Working grant - Catching the real pirates
Last year, just a few kilometres from where South-Africa's Department of Agriculture, Forestry and Fisheries was hosting an international conference on fisheries crime, workers mainly from the Philippines and Indonesia were trying to escape slave-like conditions at the port of Cape Town.
A team of journalists from France, Belgium, Mozambique and Spain have investigated how a number of fishing companies are flouting international law, exploiting workers, and over-fishing, thus stripping vulnerable countries of a vital food source.
European vessels are catching vast amounts of fish from the coasts of African countries that are ill-equipped to police their waters. But increasingly vigilant observers are compiling data that has begun to quantify illegal, unreported and unregulated (IUU) fishing, and illustrates the huge gap between official catch figures and the devastating reality.
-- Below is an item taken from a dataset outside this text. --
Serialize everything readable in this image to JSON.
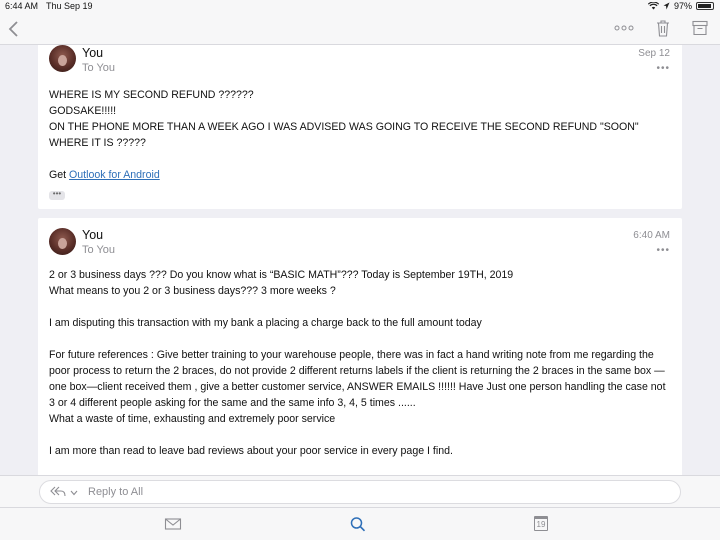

From outright theft to the falsification of documentation, European and Asian industrial fishers are threatening the food security of developing countries and undermining their economies.
(Photo © CC Clive Reid)
A research grant of €22,500 (€15,000 Connecting Continents and €7,500 European Cross-border) was allocated in 2015.